Nat Daddy, Petillant Naturel — A Petit Naturel or 'Pet Nat' is a wine predating champagne. Rather than adding more sugar and yeast after the first fermentation, this method involves bottling the wine before it has finished it’s first fermentation. This red blend was very much alive. Funky and fruity, with a tart sweetness and bright bubbles. This wine was bottled without any additives of sulphur and the yeast was not extracted, leaving some sediment toward the end of the bottle. This wine felt genuine and funky.
Klusterphunk, skin contact Chardonnay — This chardonnay was an ‘orange wine’, or basically a reverse rose: Where a rose is the product of putting red grapes through a white wine process, orange wine is the product of putting white grapes through a red wine process. In this case, whole bunches of grapes were fermented over a fortnight, then put into a basket press with their stalks. The red wine tannins make this wine heavy and chalky. They used only old oak barrels, leaving none of the chewiness from which Chardonnay has earned a divisive reputation. This wine felt delicate and beautiful, the red wine feel pairs wonderfully with the juicy chardonnay.
Pi Oui, Pinot Noir — From one of Yoko and Andries’ own managed vineyards, named ‘slim pickings’ after its very first vintage was decimated by crows. They call this wine their labour of love, and having spent four days hand plucking grapes off stems in order to fill a barrel with entirely unsquished, perfect grapes, they are certainly correct on the ‘labour’ part. This wine was an absolute crowd favourite, not too sweet, but bright and savoury and complex.
Schadenfreud, Shiraz — In the early days of Brave New Wine Yoko and Andries’ had access to a vineyard producing amazing fruit, but which was being used by it’s owner to make a reasonably unimpressive budget wine. The couple used this fruit to make their much lauded shiraz, and so earned the name ‘schadenfreud’ as a bit of a taunt. They now use grapes from a similarly located vineyard. This wine was the most familiar, it tasted dark, slightly wild, and delicate.

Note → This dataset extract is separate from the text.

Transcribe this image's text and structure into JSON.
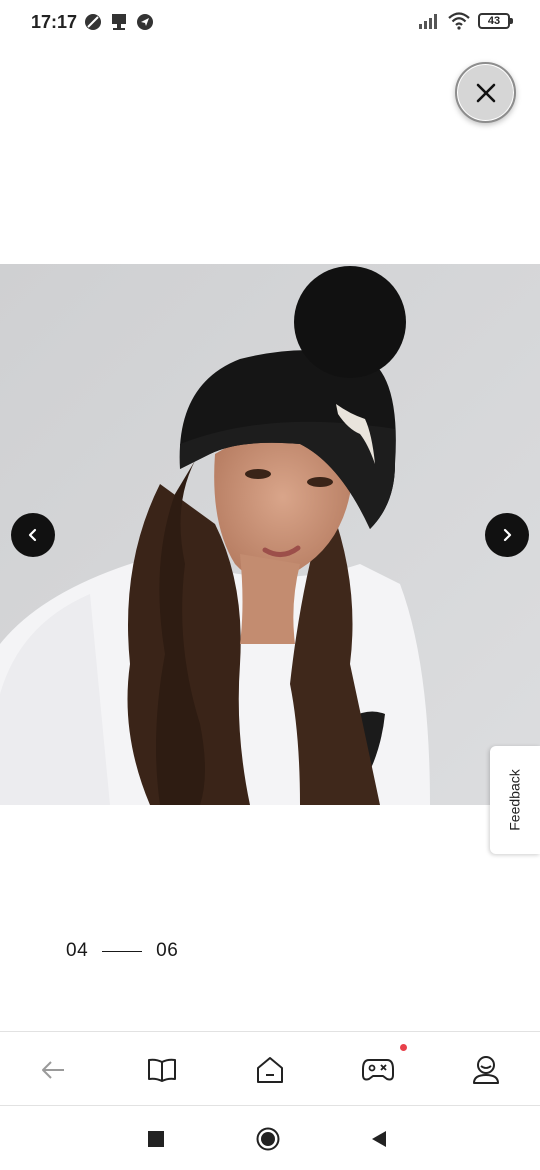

Wonderland, Botanical Riesling — Whilst the addition of native botanicals technically disqualifies this as a ‘wine’ this botanical riesling was like a gin martini in wine form. It felt like it was still lightly sparkling, although that may have been from the acidity. It felt incredibly ripe, bright and busy.
Grape To Glass
This Grape To Glass event was held at The Flour Factory on Queen Street in the Perth CBD. Afterwards the Flour Factory chef offered a paired degustation dinner, and Brave New Wine was made available by the glass and bottle. Their upstairs event space made for a lovely, intimate setting from which to taste and discuss these wonderful new wines.
We tried four great 75ml samples showing a range of Brave New Wine wines. After a brief introduction of themselves and their wine making, Yoko and Andries introduced each wine in what ranged from anecdotes and stories to intricate and interesting descriptions of their winemaking techniques and processes. We met plenty of lovely wine fans over the night, some die hard Brave New Wine followers, and some adventurous drinkers who just wanted to see what it was all about. The wines all showed up wonderfully in Riedel glasses, which we were invited to take home, and we may have gorged ourselves a little as The Flour Factory’s delightful staff came by with beautiful cheeses and snacks.